» App and web page records:
++++++++++

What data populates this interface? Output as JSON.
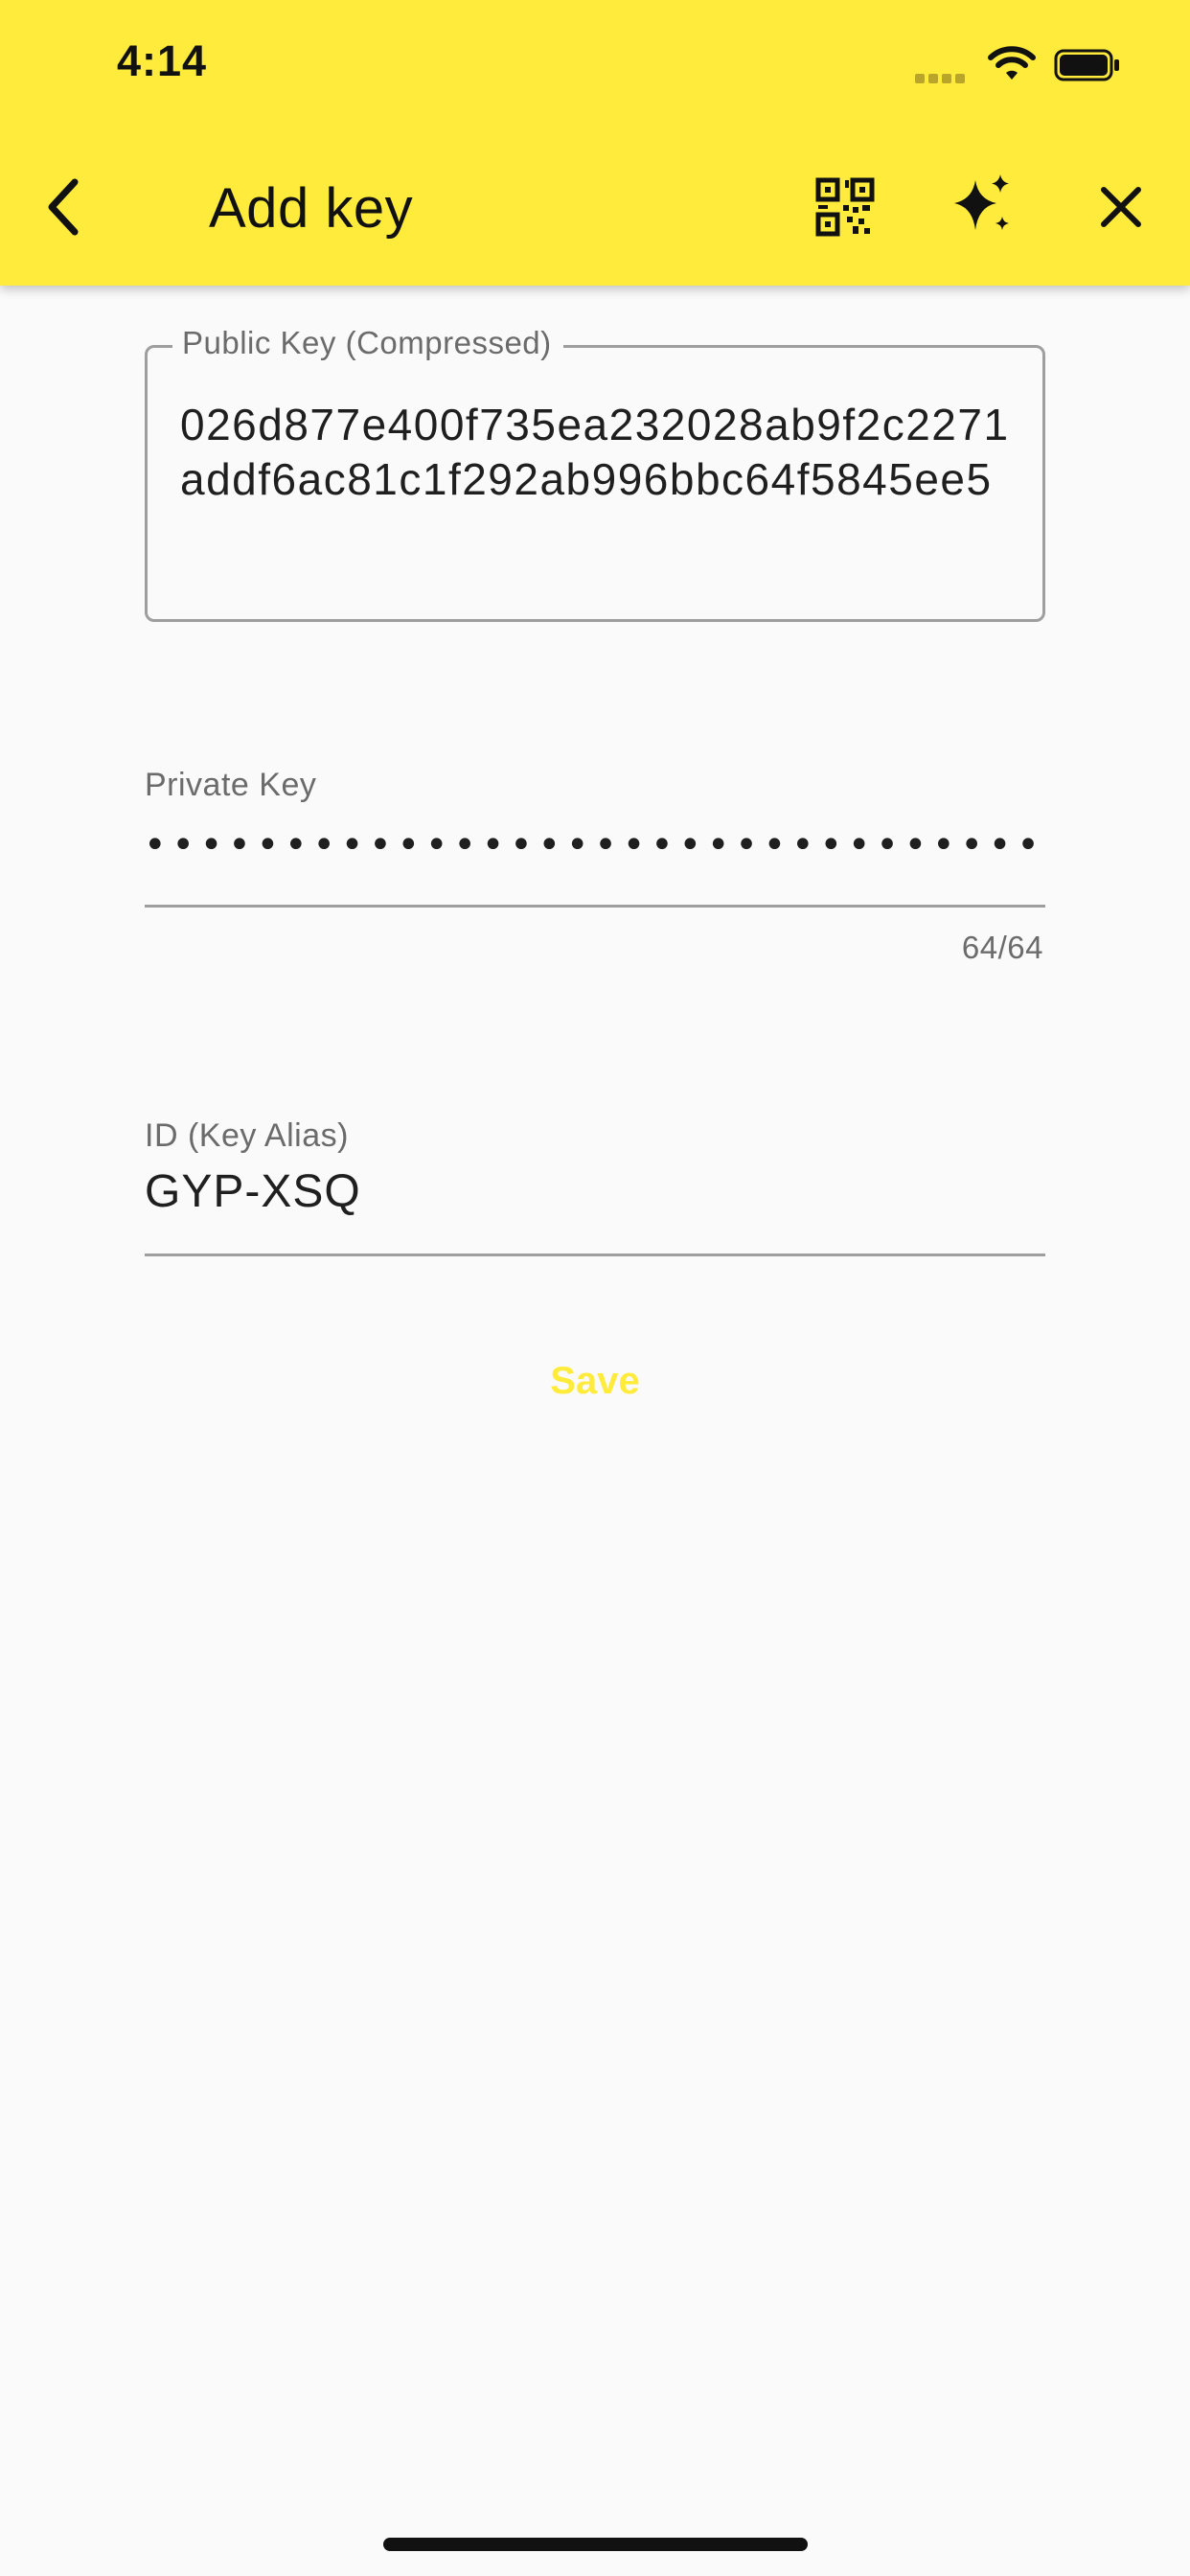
{
  "status_bar": {
    "time": "4:14"
  },
  "app_bar": {
    "title": "Add key",
    "icons": [
      "back-arrow-icon",
      "qr-code-icon",
      "sparkle-icon",
      "close-icon"
    ],
    "background_color": "#ffeb3b"
  },
  "form": {
    "public_key": {
      "label": "Public Key (Compressed)",
      "value": "026d877e400f735ea232028ab9f2c2271addf6ac81c1f292ab996bbc64f5845ee5"
    },
    "private_key": {
      "label": "Private Key",
      "masked_value": "••••••••••••••••••••••••••••••••••••••••••••••••••••••••••••••••",
      "counter": "64/64"
    },
    "id": {
      "label": "ID (Key Alias)",
      "value": "GYP-XSQ"
    },
    "save_label": "Save",
    "accent_color": "#ffeb3b"
  }
}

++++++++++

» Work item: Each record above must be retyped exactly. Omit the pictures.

» Task output:
What data populates this interface? Output as JSON.
{
  "status_bar": {
    "time": "4:14"
  },
  "app_bar": {
    "title": "Add key",
    "icons": [
      "back-arrow-icon",
      "qr-code-icon",
      "sparkle-icon",
      "close-icon"
    ],
    "background_color": "#ffeb3b"
  },
  "form": {
    "public_key": {
      "label": "Public Key (Compressed)",
      "value": "026d877e400f735ea232028ab9f2c2271addf6ac81c1f292ab996bbc64f5845ee5"
    },
    "private_key": {
      "label": "Private Key",
      "masked_value": "••••••••••••••••••••••••••••••••••••••••••••••••••••••••••••••••",
      "counter": "64/64"
    },
    "id": {
      "label": "ID (Key Alias)",
      "value": "GYP-XSQ"
    },
    "save_label": "Save",
    "accent_color": "#ffeb3b"
  }
}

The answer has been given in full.